[Data about app and page elements]
= = = = =

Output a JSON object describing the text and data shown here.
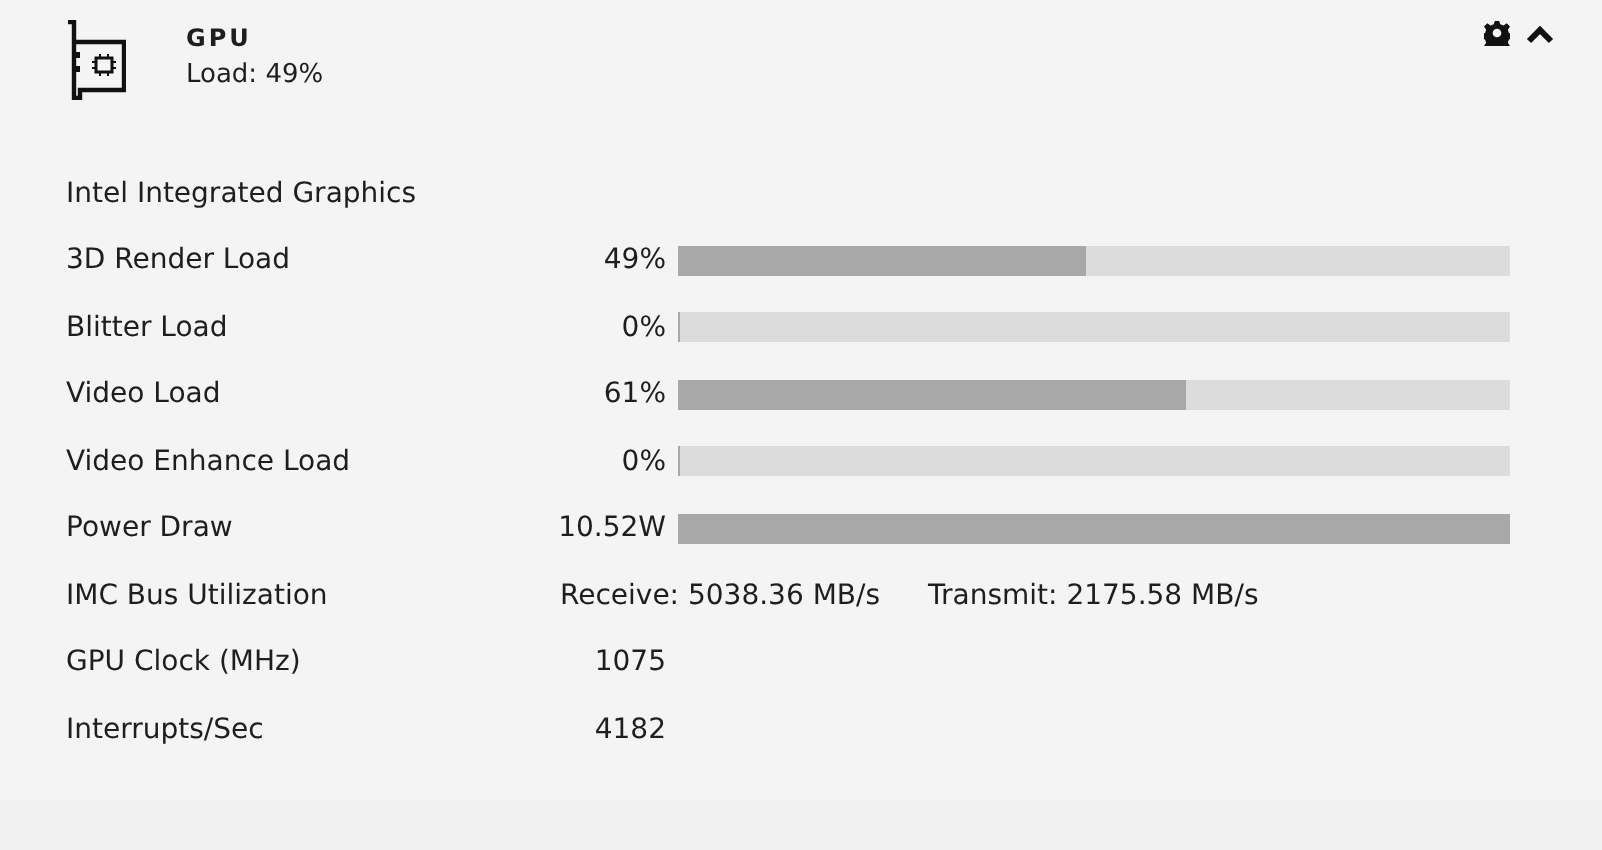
{
  "header": {
    "title": "GPU",
    "subtitle": "Load: 49%"
  },
  "section": "Intel Integrated Graphics",
  "rows": [
    {
      "kind": "bar",
      "label": "3D Render Load",
      "value": "49%",
      "level": 0.49
    },
    {
      "kind": "bar",
      "label": "Blitter Load",
      "value": "0%",
      "level": 0
    },
    {
      "kind": "bar",
      "label": "Video Load",
      "value": "61%",
      "level": 0.61
    },
    {
      "kind": "bar",
      "label": "Video Enhance Load",
      "value": "0%",
      "level": 0
    },
    {
      "kind": "bar",
      "label": "Power Draw",
      "value": "10.52W",
      "level": 1
    },
    {
      "kind": "pair",
      "label": "IMC Bus Utilization",
      "receive": "Receive: 5038.36 MB/s",
      "transmit": "Transmit: 2175.58 MB/s"
    },
    {
      "kind": "value",
      "label": "GPU Clock (MHz)",
      "value": "1075"
    },
    {
      "kind": "value",
      "label": "Interrupts/Sec",
      "value": "4182"
    }
  ]
}
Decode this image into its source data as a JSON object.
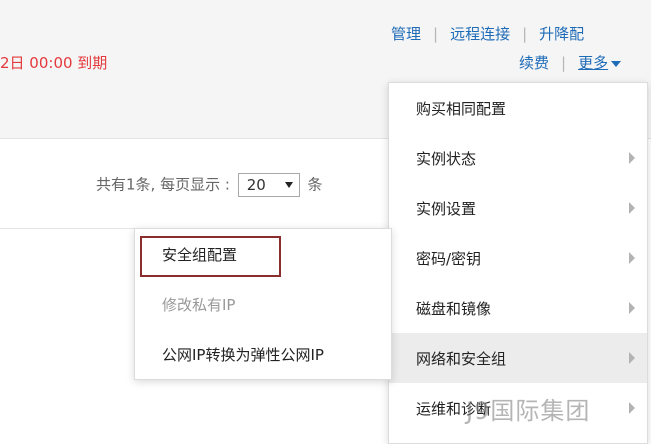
{
  "header": {
    "expiry_text": "2日 00:00 到期",
    "actions_row1": [
      "管理",
      "远程连接",
      "升降配"
    ],
    "renew_label": "续费",
    "more_label": "更多"
  },
  "pager": {
    "summary": "共有1条, 每页显示 :",
    "page_size": "20",
    "unit": "条"
  },
  "menu": {
    "items": [
      {
        "label": "购买相同配置",
        "has_submenu": false
      },
      {
        "label": "实例状态",
        "has_submenu": true
      },
      {
        "label": "实例设置",
        "has_submenu": true
      },
      {
        "label": "密码/密钥",
        "has_submenu": true
      },
      {
        "label": "磁盘和镜像",
        "has_submenu": true
      },
      {
        "label": "网络和安全组",
        "has_submenu": true,
        "active": true
      },
      {
        "label": "运维和诊断",
        "has_submenu": true
      }
    ]
  },
  "submenu": {
    "items": [
      {
        "label": "安全组配置",
        "highlighted": true
      },
      {
        "label": "修改私有IP",
        "disabled": true
      },
      {
        "label": "公网IP转换为弹性公网IP"
      }
    ]
  },
  "watermark": "J9国际集团",
  "colors": {
    "link": "#1e6bb8",
    "expiry": "#e4393c",
    "highlight_border": "#8b2d2d"
  }
}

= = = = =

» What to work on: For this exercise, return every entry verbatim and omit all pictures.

» Problem solution:
Output a JSON object describing the text and data shown here.
{
  "header": {
    "title": "GPU",
    "subtitle": "Load: 49%"
  },
  "section": "Intel Integrated Graphics",
  "rows": [
    {
      "kind": "bar",
      "label": "3D Render Load",
      "value": "49%",
      "level": 0.49
    },
    {
      "kind": "bar",
      "label": "Blitter Load",
      "value": "0%",
      "level": 0
    },
    {
      "kind": "bar",
      "label": "Video Load",
      "value": "61%",
      "level": 0.61
    },
    {
      "kind": "bar",
      "label": "Video Enhance Load",
      "value": "0%",
      "level": 0
    },
    {
      "kind": "bar",
      "label": "Power Draw",
      "value": "10.52W",
      "level": 1
    },
    {
      "kind": "pair",
      "label": "IMC Bus Utilization",
      "receive": "Receive: 5038.36 MB/s",
      "transmit": "Transmit: 2175.58 MB/s"
    },
    {
      "kind": "value",
      "label": "GPU Clock (MHz)",
      "value": "1075"
    },
    {
      "kind": "value",
      "label": "Interrupts/Sec",
      "value": "4182"
    }
  ]
}
Decode this image into its source data as a JSON object.
{
  "header": {
    "expiry_text": "2日 00:00 到期",
    "actions_row1": [
      "管理",
      "远程连接",
      "升降配"
    ],
    "renew_label": "续费",
    "more_label": "更多"
  },
  "pager": {
    "summary": "共有1条, 每页显示 :",
    "page_size": "20",
    "unit": "条"
  },
  "menu": {
    "items": [
      {
        "label": "购买相同配置",
        "has_submenu": false
      },
      {
        "label": "实例状态",
        "has_submenu": true
      },
      {
        "label": "实例设置",
        "has_submenu": true
      },
      {
        "label": "密码/密钥",
        "has_submenu": true
      },
      {
        "label": "磁盘和镜像",
        "has_submenu": true
      },
      {
        "label": "网络和安全组",
        "has_submenu": true,
        "active": true
      },
      {
        "label": "运维和诊断",
        "has_submenu": true
      }
    ]
  },
  "submenu": {
    "items": [
      {
        "label": "安全组配置",
        "highlighted": true
      },
      {
        "label": "修改私有IP",
        "disabled": true
      },
      {
        "label": "公网IP转换为弹性公网IP"
      }
    ]
  },
  "watermark": "J9国际集团",
  "colors": {
    "link": "#1e6bb8",
    "expiry": "#e4393c",
    "highlight_border": "#8b2d2d"
  }
}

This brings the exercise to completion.